Bridging the social care gap
Choice Support is passionate about improvements to healthcare for the people we support. Regional Manager, Lisa Harvey-Matthews tells us about the positive steps forward in bridging the gap between the NHS and social care.
Lisa is passionate about fair treatment for those working in the social care sector. Last year, she was invited by Deborah Sturdy (Chief Nurse for Adult Social Care in England) to join the Nursing and Care Advisory Board. Comprising of just 12 members across England, the group aims to bridge the gap between adult social care and the NHS. Lisa shares her latest update here.
It’s been a busy year with the Nursing and Care Advisory Board chaired by Deborah Sturdy. We have been looking at bridging the gap between the NHS and Health and Social Care, and ways to help people working in Health and Social Care to feel more valued.
You may have seen on the news that Health and Social Care was awarded £500m funding to help reform our sector. The Advisory Board has played a part in the consultation on how this funding should be distributed fairly. It has been exciting having the opportunity to feedback to the Department of Health and Social Care on how we feel funding should be spent.
In May, I was invited to join a round table discussion with the Department of Health and Social Care to highlight inequalities in opportunities for social care nurses. We brainstormed solutions in focused groups. Being part of this work has given me hope and reassurance that the government is listening and ready to act. Deborah’s role has recently been made permanent, which is a positive step forward to drive the reform needed. Deborah is committed to bridging the gap and recently brought the Health and Social Care strategy in line with the NHS future strategy.
Another major development is that NHS nurse training will now include working with people who have a learning disability. I’m sure those of you in the sector will agree, this is essential. It means there will be greater understanding when people we support are admitted into hospital. The barriers we have faced due to a lack of training, hit an all-time high during the pandemic. We saw few reasonable adjustments, a lack of understanding of the Mental Capacity Act (MCA) and poor care and support mainly due to communication barriers.
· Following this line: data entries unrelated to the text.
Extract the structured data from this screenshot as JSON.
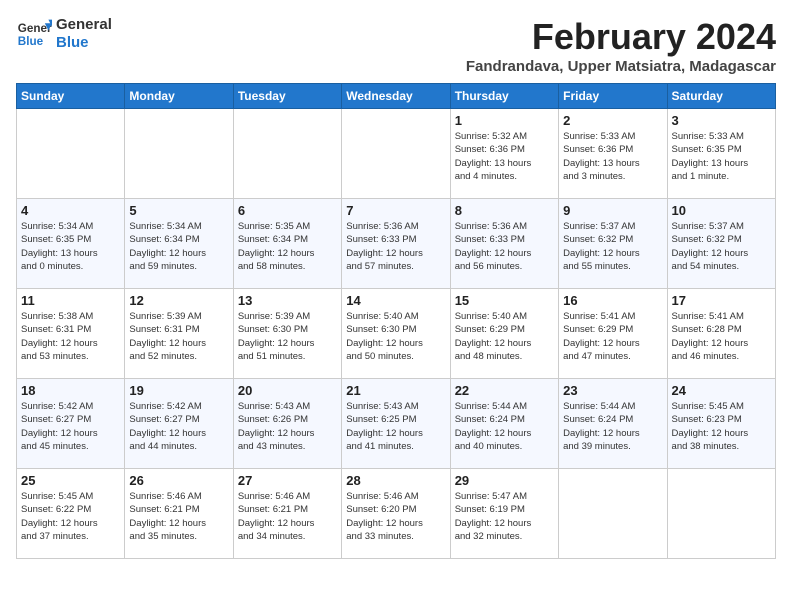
{
  "header": {
    "logo": {
      "line1": "General",
      "line2": "Blue"
    },
    "month": "February 2024",
    "location": "Fandrandava, Upper Matsiatra, Madagascar"
  },
  "weekdays": [
    "Sunday",
    "Monday",
    "Tuesday",
    "Wednesday",
    "Thursday",
    "Friday",
    "Saturday"
  ],
  "weeks": [
    [
      {
        "day": "",
        "info": ""
      },
      {
        "day": "",
        "info": ""
      },
      {
        "day": "",
        "info": ""
      },
      {
        "day": "",
        "info": ""
      },
      {
        "day": "1",
        "info": "Sunrise: 5:32 AM\nSunset: 6:36 PM\nDaylight: 13 hours\nand 4 minutes."
      },
      {
        "day": "2",
        "info": "Sunrise: 5:33 AM\nSunset: 6:36 PM\nDaylight: 13 hours\nand 3 minutes."
      },
      {
        "day": "3",
        "info": "Sunrise: 5:33 AM\nSunset: 6:35 PM\nDaylight: 13 hours\nand 1 minute."
      }
    ],
    [
      {
        "day": "4",
        "info": "Sunrise: 5:34 AM\nSunset: 6:35 PM\nDaylight: 13 hours\nand 0 minutes."
      },
      {
        "day": "5",
        "info": "Sunrise: 5:34 AM\nSunset: 6:34 PM\nDaylight: 12 hours\nand 59 minutes."
      },
      {
        "day": "6",
        "info": "Sunrise: 5:35 AM\nSunset: 6:34 PM\nDaylight: 12 hours\nand 58 minutes."
      },
      {
        "day": "7",
        "info": "Sunrise: 5:36 AM\nSunset: 6:33 PM\nDaylight: 12 hours\nand 57 minutes."
      },
      {
        "day": "8",
        "info": "Sunrise: 5:36 AM\nSunset: 6:33 PM\nDaylight: 12 hours\nand 56 minutes."
      },
      {
        "day": "9",
        "info": "Sunrise: 5:37 AM\nSunset: 6:32 PM\nDaylight: 12 hours\nand 55 minutes."
      },
      {
        "day": "10",
        "info": "Sunrise: 5:37 AM\nSunset: 6:32 PM\nDaylight: 12 hours\nand 54 minutes."
      }
    ],
    [
      {
        "day": "11",
        "info": "Sunrise: 5:38 AM\nSunset: 6:31 PM\nDaylight: 12 hours\nand 53 minutes."
      },
      {
        "day": "12",
        "info": "Sunrise: 5:39 AM\nSunset: 6:31 PM\nDaylight: 12 hours\nand 52 minutes."
      },
      {
        "day": "13",
        "info": "Sunrise: 5:39 AM\nSunset: 6:30 PM\nDaylight: 12 hours\nand 51 minutes."
      },
      {
        "day": "14",
        "info": "Sunrise: 5:40 AM\nSunset: 6:30 PM\nDaylight: 12 hours\nand 50 minutes."
      },
      {
        "day": "15",
        "info": "Sunrise: 5:40 AM\nSunset: 6:29 PM\nDaylight: 12 hours\nand 48 minutes."
      },
      {
        "day": "16",
        "info": "Sunrise: 5:41 AM\nSunset: 6:29 PM\nDaylight: 12 hours\nand 47 minutes."
      },
      {
        "day": "17",
        "info": "Sunrise: 5:41 AM\nSunset: 6:28 PM\nDaylight: 12 hours\nand 46 minutes."
      }
    ],
    [
      {
        "day": "18",
        "info": "Sunrise: 5:42 AM\nSunset: 6:27 PM\nDaylight: 12 hours\nand 45 minutes."
      },
      {
        "day": "19",
        "info": "Sunrise: 5:42 AM\nSunset: 6:27 PM\nDaylight: 12 hours\nand 44 minutes."
      },
      {
        "day": "20",
        "info": "Sunrise: 5:43 AM\nSunset: 6:26 PM\nDaylight: 12 hours\nand 43 minutes."
      },
      {
        "day": "21",
        "info": "Sunrise: 5:43 AM\nSunset: 6:25 PM\nDaylight: 12 hours\nand 41 minutes."
      },
      {
        "day": "22",
        "info": "Sunrise: 5:44 AM\nSunset: 6:24 PM\nDaylight: 12 hours\nand 40 minutes."
      },
      {
        "day": "23",
        "info": "Sunrise: 5:44 AM\nSunset: 6:24 PM\nDaylight: 12 hours\nand 39 minutes."
      },
      {
        "day": "24",
        "info": "Sunrise: 5:45 AM\nSunset: 6:23 PM\nDaylight: 12 hours\nand 38 minutes."
      }
    ],
    [
      {
        "day": "25",
        "info": "Sunrise: 5:45 AM\nSunset: 6:22 PM\nDaylight: 12 hours\nand 37 minutes."
      },
      {
        "day": "26",
        "info": "Sunrise: 5:46 AM\nSunset: 6:21 PM\nDaylight: 12 hours\nand 35 minutes."
      },
      {
        "day": "27",
        "info": "Sunrise: 5:46 AM\nSunset: 6:21 PM\nDaylight: 12 hours\nand 34 minutes."
      },
      {
        "day": "28",
        "info": "Sunrise: 5:46 AM\nSunset: 6:20 PM\nDaylight: 12 hours\nand 33 minutes."
      },
      {
        "day": "29",
        "info": "Sunrise: 5:47 AM\nSunset: 6:19 PM\nDaylight: 12 hours\nand 32 minutes."
      },
      {
        "day": "",
        "info": ""
      },
      {
        "day": "",
        "info": ""
      }
    ]
  ]
}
People were labelled as challenging when they became frustrated. This must change and I am over the moon to see these improvements for the people we support.
The best part of our group is celebrating people who dedicate themselves to health and social care! As part of this group, we can nominate people for consideration on the Queen’s honours list and other awards. If you would like to nominate someone, or a team that you feel is deserving of recognition, please contact me here.